--- RECORDS FOR THE EXERCISE ---
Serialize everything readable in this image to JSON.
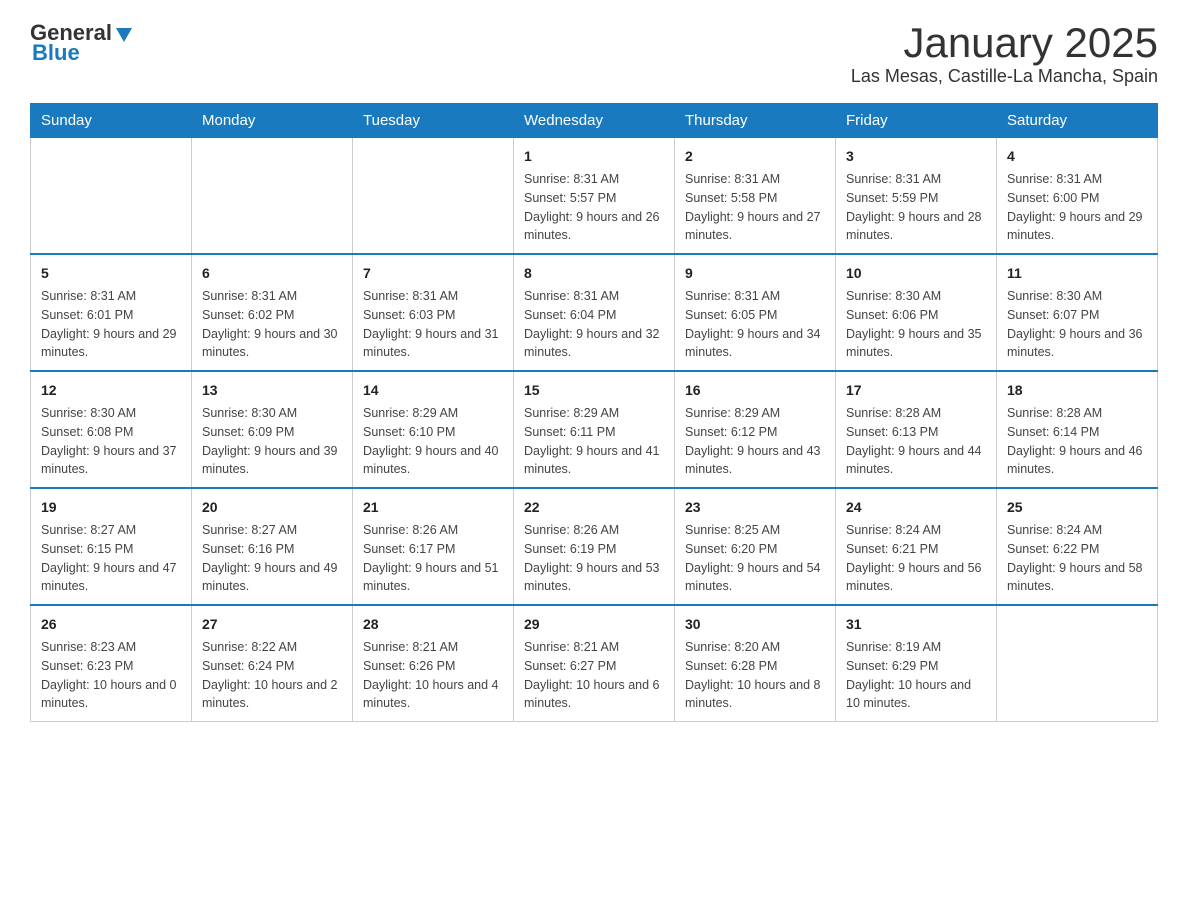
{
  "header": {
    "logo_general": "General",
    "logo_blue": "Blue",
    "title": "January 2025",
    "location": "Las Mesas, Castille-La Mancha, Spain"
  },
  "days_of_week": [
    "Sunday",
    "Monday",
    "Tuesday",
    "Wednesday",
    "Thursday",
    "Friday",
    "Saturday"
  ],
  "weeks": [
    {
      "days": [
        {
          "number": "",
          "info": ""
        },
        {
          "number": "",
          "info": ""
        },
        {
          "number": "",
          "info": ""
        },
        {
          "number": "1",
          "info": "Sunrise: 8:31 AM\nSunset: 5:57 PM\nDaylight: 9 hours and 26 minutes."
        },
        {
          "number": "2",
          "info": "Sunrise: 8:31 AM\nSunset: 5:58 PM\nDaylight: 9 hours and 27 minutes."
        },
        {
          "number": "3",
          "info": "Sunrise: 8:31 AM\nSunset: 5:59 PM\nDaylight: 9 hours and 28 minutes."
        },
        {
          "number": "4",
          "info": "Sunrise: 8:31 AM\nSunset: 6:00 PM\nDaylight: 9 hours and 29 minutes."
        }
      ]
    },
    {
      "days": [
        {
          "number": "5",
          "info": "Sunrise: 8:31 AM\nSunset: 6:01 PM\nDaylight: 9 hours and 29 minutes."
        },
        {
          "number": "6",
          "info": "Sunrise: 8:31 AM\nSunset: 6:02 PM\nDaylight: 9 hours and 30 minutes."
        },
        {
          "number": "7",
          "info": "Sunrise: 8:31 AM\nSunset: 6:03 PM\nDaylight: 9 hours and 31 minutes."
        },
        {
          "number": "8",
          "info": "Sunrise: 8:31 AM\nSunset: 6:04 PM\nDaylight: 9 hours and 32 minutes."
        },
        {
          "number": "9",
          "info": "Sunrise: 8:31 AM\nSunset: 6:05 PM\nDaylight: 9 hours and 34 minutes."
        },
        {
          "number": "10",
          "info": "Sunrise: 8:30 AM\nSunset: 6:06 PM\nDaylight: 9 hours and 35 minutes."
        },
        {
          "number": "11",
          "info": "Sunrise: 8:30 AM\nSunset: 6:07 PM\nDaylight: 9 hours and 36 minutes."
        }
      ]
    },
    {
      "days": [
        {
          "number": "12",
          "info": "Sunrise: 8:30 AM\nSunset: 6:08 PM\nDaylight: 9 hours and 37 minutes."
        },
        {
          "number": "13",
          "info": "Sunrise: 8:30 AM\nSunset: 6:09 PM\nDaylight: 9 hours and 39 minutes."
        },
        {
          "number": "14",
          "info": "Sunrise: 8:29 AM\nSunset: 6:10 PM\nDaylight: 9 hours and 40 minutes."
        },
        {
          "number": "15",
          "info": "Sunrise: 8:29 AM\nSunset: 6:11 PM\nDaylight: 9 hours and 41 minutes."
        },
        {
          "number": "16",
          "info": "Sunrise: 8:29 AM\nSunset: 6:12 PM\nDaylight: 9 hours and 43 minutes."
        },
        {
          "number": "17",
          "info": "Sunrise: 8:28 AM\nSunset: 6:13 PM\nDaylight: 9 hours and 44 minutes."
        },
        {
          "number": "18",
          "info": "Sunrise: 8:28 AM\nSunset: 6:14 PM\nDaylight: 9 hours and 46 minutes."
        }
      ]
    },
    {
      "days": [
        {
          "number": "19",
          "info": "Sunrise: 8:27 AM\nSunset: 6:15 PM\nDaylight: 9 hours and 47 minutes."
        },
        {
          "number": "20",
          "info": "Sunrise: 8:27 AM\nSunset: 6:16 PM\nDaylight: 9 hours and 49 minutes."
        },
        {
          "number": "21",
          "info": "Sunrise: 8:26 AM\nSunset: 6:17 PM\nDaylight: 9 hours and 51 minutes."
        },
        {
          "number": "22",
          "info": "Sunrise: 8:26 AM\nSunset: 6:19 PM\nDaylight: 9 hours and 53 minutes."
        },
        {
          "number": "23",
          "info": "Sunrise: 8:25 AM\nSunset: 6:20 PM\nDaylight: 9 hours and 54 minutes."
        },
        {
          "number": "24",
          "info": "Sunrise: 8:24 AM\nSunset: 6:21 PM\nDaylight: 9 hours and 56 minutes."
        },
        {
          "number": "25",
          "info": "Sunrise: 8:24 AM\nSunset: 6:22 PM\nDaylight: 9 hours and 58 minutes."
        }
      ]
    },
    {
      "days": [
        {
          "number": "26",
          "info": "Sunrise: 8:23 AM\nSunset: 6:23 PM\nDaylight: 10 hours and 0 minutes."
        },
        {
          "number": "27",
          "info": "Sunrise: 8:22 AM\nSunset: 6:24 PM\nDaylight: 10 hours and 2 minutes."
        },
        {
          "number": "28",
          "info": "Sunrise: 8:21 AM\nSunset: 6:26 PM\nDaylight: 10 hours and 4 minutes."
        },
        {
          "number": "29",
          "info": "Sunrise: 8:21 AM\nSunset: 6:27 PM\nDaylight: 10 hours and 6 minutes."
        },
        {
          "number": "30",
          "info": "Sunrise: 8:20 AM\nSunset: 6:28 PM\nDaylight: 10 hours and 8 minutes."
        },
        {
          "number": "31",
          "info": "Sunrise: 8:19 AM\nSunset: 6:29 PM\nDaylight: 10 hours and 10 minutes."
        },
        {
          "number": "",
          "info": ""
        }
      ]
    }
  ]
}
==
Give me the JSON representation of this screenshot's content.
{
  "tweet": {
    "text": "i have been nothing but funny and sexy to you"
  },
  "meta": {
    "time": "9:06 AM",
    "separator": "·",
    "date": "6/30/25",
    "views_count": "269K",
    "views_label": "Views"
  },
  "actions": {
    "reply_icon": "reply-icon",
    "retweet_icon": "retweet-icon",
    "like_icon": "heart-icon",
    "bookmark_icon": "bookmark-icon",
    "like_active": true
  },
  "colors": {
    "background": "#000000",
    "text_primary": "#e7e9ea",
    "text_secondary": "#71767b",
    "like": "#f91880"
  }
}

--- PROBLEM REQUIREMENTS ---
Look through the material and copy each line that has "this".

--- REPLY ---
Serialize everything readable in this image to JSON.
Give me the JSON representation of this screenshot's content.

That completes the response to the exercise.